Finally, Professor Maranto argues that the academic "monoculture" creates an "isolation from society", by which the author actually means an unwillingness to consider conservative explanations for social phenomena. He is troubled by the fact that many of his fellow social scientists disagree with his positions on welfare reform, crime control, and bureaucratic reorganization. Mainly, though, Maranto simply wants to point out that he was right and they were wrong. So much for ideological tolerance.
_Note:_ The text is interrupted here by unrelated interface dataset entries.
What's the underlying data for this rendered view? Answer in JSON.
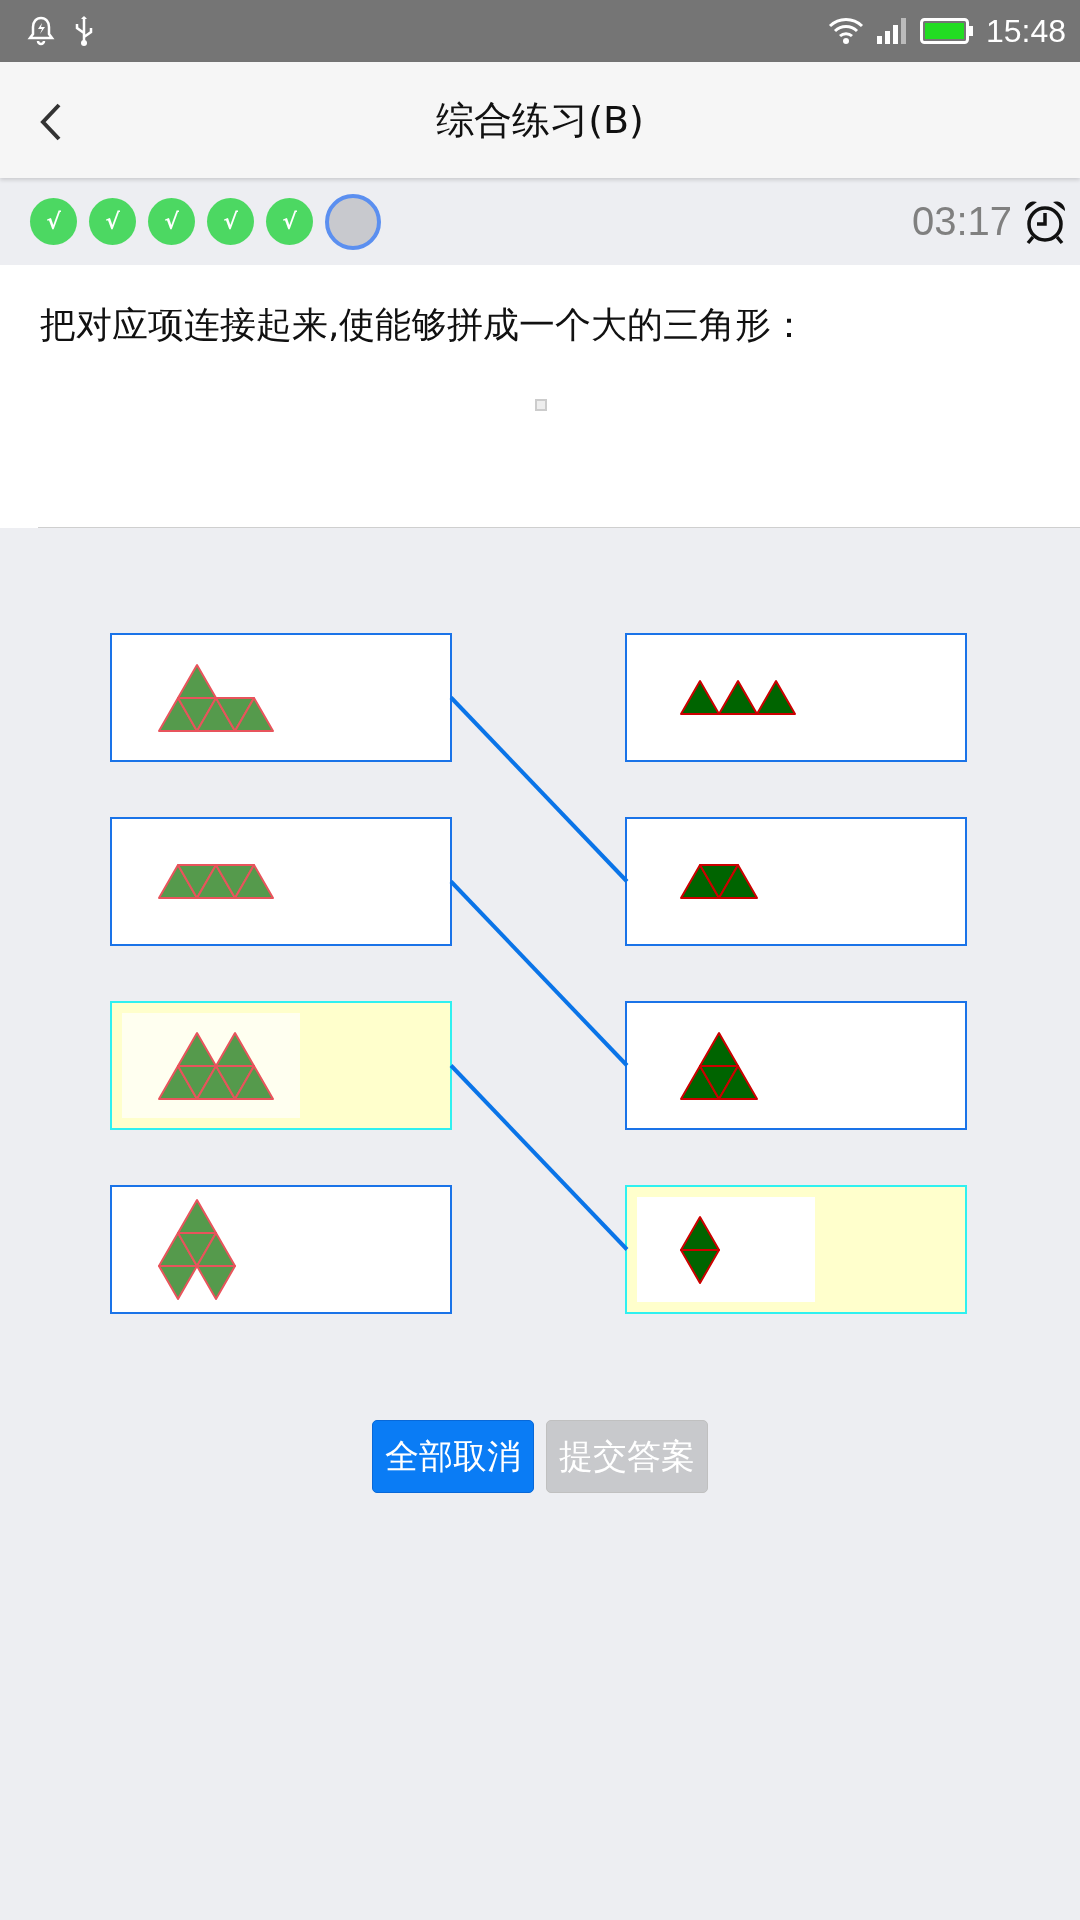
{
  "status_bar": {
    "time": "15:48"
  },
  "header": {
    "title": "综合练习(B)"
  },
  "progress": [
    {
      "label": "√",
      "answered": true,
      "current": false
    },
    {
      "label": "√",
      "answered": true,
      "current": false
    },
    {
      "label": "√",
      "answered": true,
      "current": false
    },
    {
      "label": "√",
      "answered": true,
      "current": false
    },
    {
      "label": "√",
      "answered": true,
      "current": false
    },
    {
      "answered": false,
      "current": true
    }
  ],
  "timer": "03:17",
  "question": {
    "text": "把对应项连接起来,使能够拼成一个大的三角形："
  },
  "left_items": [
    {
      "kind": "tower",
      "selected": false,
      "linked": true
    },
    {
      "kind": "strip",
      "selected": false,
      "linked": true
    },
    {
      "kind": "twin-peaks",
      "selected": true,
      "linked": true
    },
    {
      "kind": "kite",
      "selected": false,
      "linked": false
    }
  ],
  "right_items": [
    {
      "kind": "three-peaks",
      "selected": false,
      "linked": false
    },
    {
      "kind": "trapezoid",
      "selected": false,
      "linked": true
    },
    {
      "kind": "triangle",
      "selected": false,
      "linked": true
    },
    {
      "kind": "diamond",
      "selected": true,
      "linked": true
    }
  ],
  "buttons": [
    {
      "label": "全部取消",
      "disabled": false
    },
    {
      "label": "提交答案",
      "disabled": true
    }
  ]
}
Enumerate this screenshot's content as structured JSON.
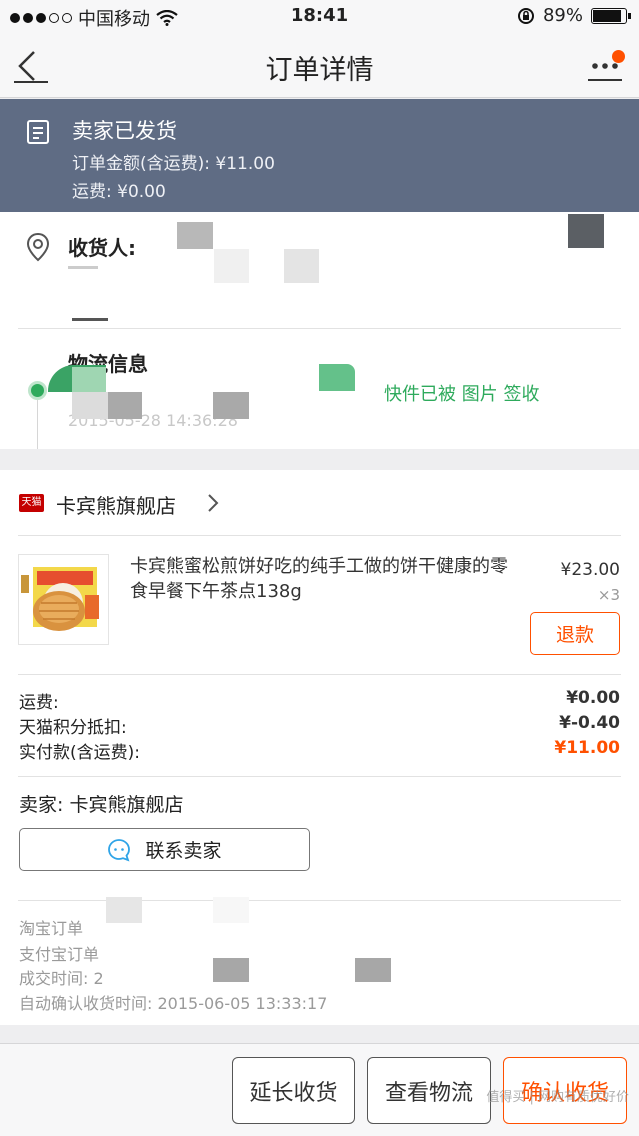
{
  "status_bar": {
    "carrier": "中国移动",
    "time": "18:41",
    "battery": "89%",
    "battery_level": 0.89
  },
  "nav": {
    "title": "订单详情"
  },
  "order_status": {
    "title": "卖家已发货",
    "amount_line": "订单金额(含运费): ¥11.00",
    "shipping_line": "运费: ¥0.00"
  },
  "address": {
    "receiver_label": "收货人:"
  },
  "logistics": {
    "title": "物流信息",
    "latest_status": "快件已被 图片 签收",
    "latest_time": "2015-05-28 14:36:28"
  },
  "store": {
    "badge": "天猫",
    "name": "卡宾熊旗舰店"
  },
  "product": {
    "title": "卡宾熊蜜松煎饼好吃的纯手工做的饼干健康的零食早餐下午茶点138g",
    "price": "¥23.00",
    "quantity": "×3",
    "refund_label": "退款"
  },
  "fees": [
    {
      "label": "运费:",
      "value": "¥0.00",
      "highlight": false
    },
    {
      "label": "天猫积分抵扣:",
      "value": "¥-0.40",
      "highlight": false
    },
    {
      "label": "实付款(含运费):",
      "value": "¥11.00",
      "highlight": true
    }
  ],
  "seller": {
    "label": "卖家: 卡宾熊旗舰店",
    "contact_label": "联系卖家"
  },
  "order_meta": {
    "taobao_order": "淘宝订单",
    "alipay_order": "支付宝订单",
    "deal_time": "成交时间: 2",
    "auto_confirm": "自动确认收货时间: 2015-06-05 13:33:17"
  },
  "bottom_bar": {
    "extend_label": "延长收货",
    "view_logistics_label": "查看物流",
    "confirm_label": "确认收货"
  },
  "watermark": "值得买 | 网购有质优好价",
  "colors": {
    "accent": "#ff5000",
    "banner": "#5f6c84",
    "logistics_green": "#2eaa5c",
    "tmall_red": "#c40000"
  }
}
Maranto's article troubles me for a number of reasons. First, it is poorly argued and more than a bit solipsistic (sorry, Bob, I'm not especially interested in your personal testimony). Second, the Washington Post provides a rather large megaphone and this piece may well persuade people who don't understand academia and its culture that widespread ideological discrimination is common on college campuses, which it is not. Despite the professor's brief swipe at pseudo-intellectual hucksters like David Horowitz, Maranto has to know that his words will be catnip for the right-wing culture warriors and their target audience of gullible rubes.
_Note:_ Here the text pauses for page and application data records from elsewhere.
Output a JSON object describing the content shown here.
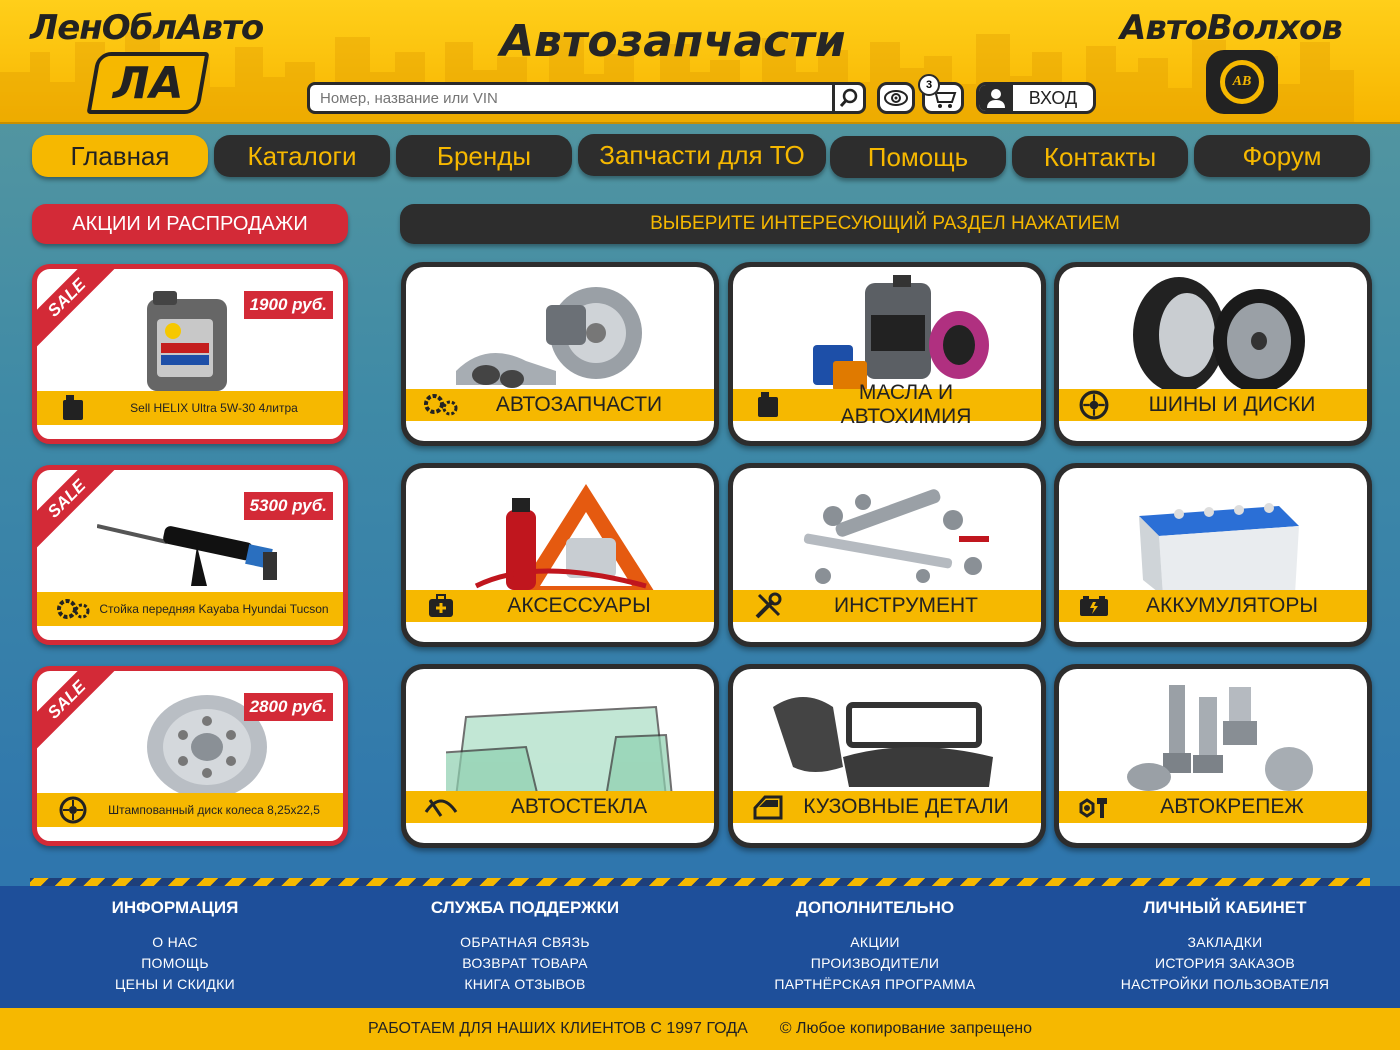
{
  "header": {
    "brand_left": "ЛенОблАвто",
    "logo_left": "ЛА",
    "title": "Автозапчасти",
    "brand_right": "АвтоВолхов",
    "logo_right": "AB",
    "search_placeholder": "Номер, название или VIN",
    "cart_count": "3",
    "login_label": "ВХОД"
  },
  "nav": [
    {
      "label": "Главная",
      "active": true
    },
    {
      "label": "Каталоги"
    },
    {
      "label": "Бренды"
    },
    {
      "label": "Запчасти для ТО"
    },
    {
      "label": "Помощь"
    },
    {
      "label": "Контакты"
    },
    {
      "label": "Форум"
    }
  ],
  "promos": {
    "heading": "АКЦИИ И РАСПРОДАЖИ",
    "items": [
      {
        "badge": "SALE",
        "price": "1900 руб.",
        "title": "Sell HELIX Ultra 5W-30 4литра",
        "icon": "oil-can-icon"
      },
      {
        "badge": "SALE",
        "price": "5300 руб.",
        "title": "Стойка передняя Kayaba Hyundai Tucson",
        "icon": "gears-icon"
      },
      {
        "badge": "SALE",
        "price": "2800 руб.",
        "title": "Штампованный диск колеса 8,25x22,5",
        "icon": "wheel-icon"
      }
    ]
  },
  "sections": {
    "heading": "ВЫБЕРИТЕ ИНТЕРЕСУЮЩИЙ РАЗДЕЛ НАЖАТИЕМ",
    "items": [
      {
        "label": "АВТОЗАПЧАСТИ",
        "icon": "gears-icon"
      },
      {
        "label": "МАСЛА И АВТОХИМИЯ",
        "icon": "oil-can-icon"
      },
      {
        "label": "ШИНЫ И ДИСКИ",
        "icon": "wheel-icon"
      },
      {
        "label": "АКСЕССУАРЫ",
        "icon": "first-aid-icon"
      },
      {
        "label": "ИНСТРУМЕНТ",
        "icon": "tools-icon"
      },
      {
        "label": "АККУМУЛЯТОРЫ",
        "icon": "battery-icon"
      },
      {
        "label": "АВТОСТЕКЛА",
        "icon": "wiper-icon"
      },
      {
        "label": "КУЗОВНЫЕ ДЕТАЛИ",
        "icon": "car-door-icon"
      },
      {
        "label": "АВТОКРЕПЕЖ",
        "icon": "bolt-nut-icon"
      }
    ]
  },
  "footer": {
    "columns": [
      {
        "title": "ИНФОРМАЦИЯ",
        "links": [
          "О НАС",
          "ПОМОЩЬ",
          "ЦЕНЫ И СКИДКИ"
        ]
      },
      {
        "title": "СЛУЖБА ПОДДЕРЖКИ",
        "links": [
          "ОБРАТНАЯ СВЯЗЬ",
          "ВОЗВРАТ ТОВАРА",
          "КНИГА ОТЗЫВОВ"
        ]
      },
      {
        "title": "ДОПОЛНИТЕЛЬНО",
        "links": [
          "АКЦИИ",
          "ПРОИЗВОДИТЕЛИ",
          "ПАРТНЁРСКАЯ ПРОГРАММА"
        ]
      },
      {
        "title": "ЛИЧНЫЙ КАБИНЕТ",
        "links": [
          "ЗАКЛАДКИ",
          "ИСТОРИЯ ЗАКАЗОВ",
          "НАСТРОЙКИ ПОЛЬЗОВАТЕЛЯ"
        ]
      }
    ],
    "since": "РАБОТАЕМ ДЛЯ НАШИХ КЛИЕНТОВ С 1997 ГОДА",
    "copyright": "©  Любое копирование запрещено"
  },
  "colors": {
    "accent": "#f6b800",
    "dark": "#2d2d2d",
    "sale": "#d32a37",
    "footer": "#1e4f9a"
  }
}
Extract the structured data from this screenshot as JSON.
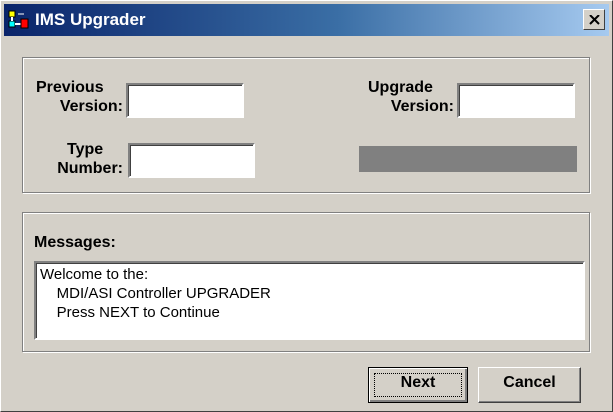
{
  "window": {
    "title": "IMS Upgrader"
  },
  "fields": {
    "previous_version": {
      "label_line1": "Previous",
      "label_line2": "Version:",
      "value": ""
    },
    "upgrade_version": {
      "label_line1": "Upgrade",
      "label_line2": "Version:",
      "value": ""
    },
    "type_number": {
      "label_line1": "Type",
      "label_line2": "Number:",
      "value": ""
    }
  },
  "messages": {
    "label": "Messages:",
    "lines": [
      "Welcome to the:",
      "    MDI/ASI Controller UPGRADER",
      "    Press NEXT to Continue"
    ]
  },
  "buttons": {
    "next": "Next",
    "cancel": "Cancel"
  },
  "colors": {
    "titlebar_start": "#0a246a",
    "titlebar_end": "#a6caf0",
    "face": "#d4d0c8",
    "progress": "#808080"
  },
  "icons": {
    "app": "ims-app-icon",
    "close": "close-icon"
  }
}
Worst of all, Maranto trivializes an issue that deserves more—and more careful—attention. Many of us on the liberal side of the academy would love to see more conservatives join our ranks. We want our students exposed to a variety of perspectives, and, frankly, we enjoy the debate. The problem is not nearly so great as Maranto suggests, but a numerical imbalance between liberals and conservatives does exist on college campuses and that is certainly not a good thing.
But careless articles like this one cause liberal professors to fear, legitimately, that the critics who want to reshape the academy have their own ideological agenda and have no interest in the sort of sober reflection that most of us value. If right-wingers wish to join us as open-minded seekers of knowledge, they are more than welcome. If they want to join us as right-wingers, however, they should be stopped by all means necessary.
The conservative critics of the academy often refer to intellectual diversity when they really mean ideological diversity. Both have their place, of course, but the former already exists on every campus in the United States other than, perhaps, those institutions bankrolled by televangelists. Many of us are prepared to embrace the latter, but not if it means allowing culture warriors to set up shop in our halls.